The Story of Sailor and Lula

By Barry Gifford

Grove Weidenfeld. 159 pp. $15.95

THESE INK scritches and scrawls we call writing are symbols. But it's good to remember that they do not represent things or ideas or images or facts or events. This writing stuff stands for nothing but the sounds made by the human voice. Those sounds are themselves symbols for all the things we talk, whisper, yell or sing about.

And we tend to hear what's important for us to hear. Rabbit ears are designed to hear predators. The robin can hear a worm moving underground. A fox can hear a mouse breathing. The human ear, on the other hand, is specifically built for deciphering that limited range of sounds that can be produced by the human voice. As ally or foe, diner or dinner, the most critical sounds for our survival come from the throats of other people. When Lula Pace Fortune, the young heroine of Barry Gifford's fourth novel, says she's "a big believer in talkin'. . ." she's not just whistling Dixie. Talk is the joyous blood and most of the tortured flesh of Wild at Heart. It's good talk, too. The blackstrap rhythms of Lula's Southern tongue play delicious counterpoint with the crisper banter of her darkhorse lover, Sailor Ripley.

This intense gem of a book is structured like a film script to exploit and explore these utterly human voices. Readers familiar with the work of director David Lynch will understand why Lynch was so drawn to Gifford's story that he made the film even before the book was published. The movie of Wild At Heart swept Best Film honors at Cannes in May, and is scheduled to be released in the United States in August when Vintage will also bring out the novel in a paperback edition. Without having seen Lynch's visual version, it is easy to suspect that this book is a lucid expression of the subterranean preoccupations of the creator of "Eraserhead," "Elephant Man," "Blue Velvet" and "Twin Peaks."

"The Story of Sailor and Lula" is a simple tale. Lula's wealthy mother doesn't want her precious daughter hanging out with a manslaughtering ex-con like Sailor. The pair slide into Lula's Cadillac and run away West, escaping from mom and deepest Florida, and talking as they go. They've got California in mind, trouble ahead and mom's pet private investigator on their tail.

The trick is that this seamless, easy- going plot is made of a thousand small tales woven together in talk -- reminiscences on the road, languid post-coital confidences in dingey motels, jokes, nightmares, fantasys -- all the hot, intimate talk of lovers testing and informing each other, salted with news flashes from the radio and yarns from the locals they pass on the way. Brief detours take us back to the frenzied mother talking to a friend about pursuing the pair, and to Johnnie Farragut, the investigator on their trail.
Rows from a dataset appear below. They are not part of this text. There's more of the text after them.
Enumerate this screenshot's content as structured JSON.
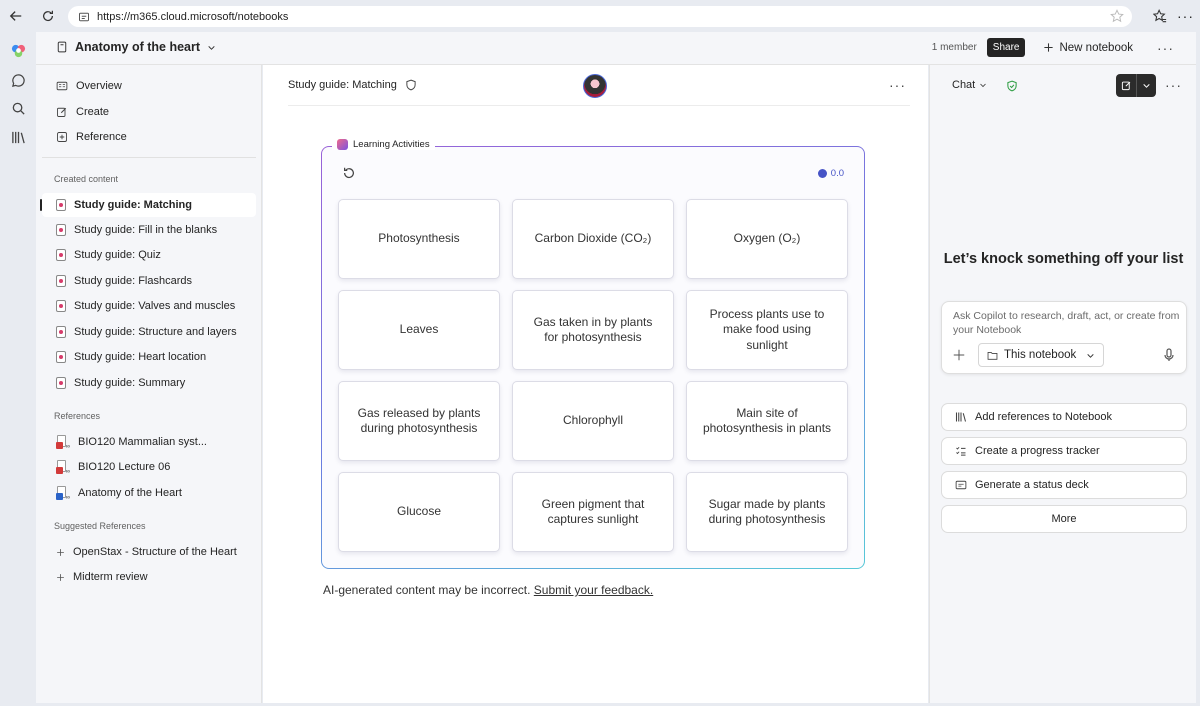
{
  "browser": {
    "url": "https://m365.cloud.microsoft/notebooks"
  },
  "header": {
    "notebook_title": "Anatomy of the heart",
    "member_count": "1 member",
    "share_label": "Share",
    "new_notebook_label": "New notebook"
  },
  "sidebar": {
    "nav": [
      {
        "label": "Overview"
      },
      {
        "label": "Create"
      },
      {
        "label": "Reference"
      }
    ],
    "created_content_heading": "Created content",
    "created_content": [
      {
        "label": "Study guide: Matching"
      },
      {
        "label": "Study guide: Fill in the blanks"
      },
      {
        "label": "Study guide: Quiz"
      },
      {
        "label": "Study guide: Flashcards"
      },
      {
        "label": "Study guide: Valves and muscles"
      },
      {
        "label": "Study guide: Structure and layers"
      },
      {
        "label": "Study guide: Heart location"
      },
      {
        "label": "Study guide: Summary"
      }
    ],
    "references_heading": "References",
    "references": [
      {
        "label": "BIO120 Mammalian syst..."
      },
      {
        "label": "BIO120 Lecture 06"
      },
      {
        "label": "Anatomy of the Heart"
      }
    ],
    "suggested_heading": "Suggested References",
    "suggested": [
      {
        "label": "OpenStax - Structure of the Heart"
      },
      {
        "label": "Midterm review"
      }
    ]
  },
  "main": {
    "page_title": "Study guide: Matching",
    "activity_label": "Learning Activities",
    "timer_value": "0.0",
    "cards": [
      "Photosynthesis",
      "Carbon Dioxide (CO₂)",
      "Oxygen (O₂)",
      "Leaves",
      "Gas taken in by plants for photosynthesis",
      "Process plants use to make food using sunlight",
      "Gas released by plants during photosynthesis",
      "Chlorophyll",
      "Main site of photosynthesis in plants",
      "Glucose",
      "Green pigment that captures sunlight",
      "Sugar made by plants during photosynthesis"
    ],
    "disclaimer": "AI-generated content may be incorrect.",
    "feedback_link": "Submit your feedback."
  },
  "chat": {
    "mode_label": "Chat",
    "headline": "Let’s knock something off your list",
    "prompt_placeholder": "Ask Copilot to research, draft, act, or create from your Notebook",
    "scope_label": "This notebook",
    "suggestions": [
      {
        "label": "Add references to Notebook",
        "icon": "library-icon"
      },
      {
        "label": "Create a progress tracker",
        "icon": "checklist-icon"
      },
      {
        "label": "Generate a status deck",
        "icon": "slides-icon"
      }
    ],
    "more_label": "More"
  },
  "colors": {
    "accent_border_start": "#9a62d8",
    "accent_border_end": "#58c9d7",
    "timer": "#4653c6",
    "shield_green": "#2f9e44"
  }
}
When Farragut, in his lonesome search, has no one to talk to, he sits down and writes short, punchy stories that are reproduced entire in the text.

The key is that all the talk in Wild At Heart is sculpted to demonstrate one encompassing view. Lula herself lays out the theme early in the adventure, "The world," she says, "is wild at heart and weird on top. . ." Every tale and incident is calculated to lead us, in happy horror, to the same conclusion. Tough language weaves melodramas of passion, betrayal and death. Incestuous seduction leads to abortion and madness, con games collapse and heist schemes snap back on the schemers, news of child prostitution rings and civilian massacres are echoed in seemingly humdrum lives. Power voodoo, sex and the endless foaming concoctions of the mortal mind form the lustrous pulsing dark beneath the pastel pretense.

The techniques polished in Gifford's earlier novels, Landscape with Traveler, Port Tropique and An Unfortunate Woman, his various nonfiction books and volumes of poetry, culminate in the swift brilliance of Wild at Heart. His consummate skills give us reflecting images and themes in quick, bright strokes that linger on the retina. Sailor's mother dies of lung cancer after a lifetime of Camel cigarettes, so he naturally smokes Camels. Lula devours Mounds candy bars in moments of stress and, years later, her small son does the same. Sailor's last name is Ripley, as in "Believe It or Not." The investigator meets a spy whose friends all have heroic names and disastrous lives, while Lula balks at being nicknamed "Peanut" because it puts her so far down the food chain. Everybody eats peanuts, she complains, but peanuts don't eat anybody.

Lula has her limits -- beyond some lines she will not go -- but she is drawn to rapturous chaos. She fantasizes about getting ripped apart by a gorilla or a tiger, explaining with the rising inflection that makes a question out of a statement, "Sometimes I think it'd be the biggest thrill?" and 20 pages later her mother remembers that making love with Lula's father was like "bein' devoured by a unstoppable beast, and it was the most thrillin' thing ever happened to you."

In brisk scenes, Gifford moves his larger narrative through its flocks of miniature stories with the simple, credible device of the human voice. The talk comes from the hot dark of the innards, reminding us that the world is "wild at heart," and that we fear and love it that way. Katherine Dunn's third novel, "Geek Love," was nominated for the 1989 National Book Award.